In the process at least, I am learning lots about my body I never knew (although, the hot chocolate vs celery was never really a debate).

Detoxing or not, one thing I have always valued, whatever it is that I’m putting into or on to my body, is quality. For me, Christmas comes every Thursday with my weekly organic veg box delivery; I love opening the box of delights and delving into the veg bible book for recipe ideas (thanks Emma). I love my mornings of organic chia porridge and trips to the west end to visit WholeFoods. I love adding to my repertoire of recipes and I love munching on new things. Like these baked kale chips….


Baked Kale Chips

4 bunches Kale (I used curly leaf)
2 tbsp olive oil

Wash the kale and dry it. Cut off the stalks. Mix with oil and salt. Lay over a baking tray. Heat in oven at 150C for 20mins. Easy.

Raw Energy Balls

All because the lady was tired….


Haha. Seriously though, these are an awesome sugar-free energy boost food. Just be careful not to take the entire batch to the office on the pretense that you will eat them throughout the week and then eat them all in one go. (Not that I’m speaking from experience; I would never do that. Ever) :)

Basic recipe:

There are many variations of this recipe to be found online with varying ingredients and quantities, which is why, I like to make it up. Every time. You can use the following as a rough guide..

Dates (about half a cup)
Pecans (about half a cup)
Goji berries (quarter cup)
Raisins (quarter cup)


Add the whole lot into a blender and mix until they bind into solid form (the pecans will release a lot of oil but the mixture should be solid enough to roll into balls).

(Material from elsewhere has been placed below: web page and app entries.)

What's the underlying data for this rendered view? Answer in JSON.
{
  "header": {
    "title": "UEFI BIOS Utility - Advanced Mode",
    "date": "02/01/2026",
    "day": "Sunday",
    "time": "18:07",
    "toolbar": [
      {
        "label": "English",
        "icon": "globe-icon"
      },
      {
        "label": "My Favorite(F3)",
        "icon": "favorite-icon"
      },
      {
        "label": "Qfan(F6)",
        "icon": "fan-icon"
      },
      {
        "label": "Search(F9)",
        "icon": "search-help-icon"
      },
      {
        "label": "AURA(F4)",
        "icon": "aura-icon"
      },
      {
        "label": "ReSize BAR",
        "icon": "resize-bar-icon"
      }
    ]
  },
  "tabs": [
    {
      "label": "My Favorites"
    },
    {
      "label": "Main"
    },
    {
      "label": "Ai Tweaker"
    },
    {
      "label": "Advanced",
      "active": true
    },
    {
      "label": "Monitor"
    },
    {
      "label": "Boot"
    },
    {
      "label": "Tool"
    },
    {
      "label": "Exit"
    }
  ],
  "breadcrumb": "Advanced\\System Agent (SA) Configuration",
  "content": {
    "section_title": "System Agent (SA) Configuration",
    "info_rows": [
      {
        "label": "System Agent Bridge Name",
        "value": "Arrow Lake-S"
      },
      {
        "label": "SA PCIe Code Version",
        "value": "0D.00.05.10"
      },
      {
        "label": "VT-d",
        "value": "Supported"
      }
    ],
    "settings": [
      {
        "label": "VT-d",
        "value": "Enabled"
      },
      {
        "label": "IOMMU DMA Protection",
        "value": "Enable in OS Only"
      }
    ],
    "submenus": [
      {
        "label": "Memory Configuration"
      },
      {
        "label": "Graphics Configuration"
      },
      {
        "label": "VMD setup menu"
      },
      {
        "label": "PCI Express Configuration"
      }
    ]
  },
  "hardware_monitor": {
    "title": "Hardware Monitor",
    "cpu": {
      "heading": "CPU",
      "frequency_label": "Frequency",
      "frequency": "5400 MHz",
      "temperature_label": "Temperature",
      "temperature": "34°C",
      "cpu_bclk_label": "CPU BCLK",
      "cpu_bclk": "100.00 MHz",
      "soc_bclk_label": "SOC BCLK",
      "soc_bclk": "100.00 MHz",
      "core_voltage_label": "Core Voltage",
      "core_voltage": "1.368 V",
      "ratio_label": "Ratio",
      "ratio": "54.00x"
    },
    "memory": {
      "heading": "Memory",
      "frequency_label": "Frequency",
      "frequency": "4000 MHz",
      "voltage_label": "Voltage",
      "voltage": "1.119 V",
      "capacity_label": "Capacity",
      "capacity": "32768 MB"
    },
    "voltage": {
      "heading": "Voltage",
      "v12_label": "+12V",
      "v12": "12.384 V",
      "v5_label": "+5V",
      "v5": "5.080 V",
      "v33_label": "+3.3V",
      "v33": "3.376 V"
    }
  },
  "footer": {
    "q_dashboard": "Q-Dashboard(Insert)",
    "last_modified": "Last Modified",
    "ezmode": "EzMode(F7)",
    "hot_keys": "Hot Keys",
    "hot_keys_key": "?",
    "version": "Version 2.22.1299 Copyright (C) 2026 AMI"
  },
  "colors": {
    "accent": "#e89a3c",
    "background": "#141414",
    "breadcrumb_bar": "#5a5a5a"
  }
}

Then get your hands messy! Roll into small (or large) balls for sharing (or, not).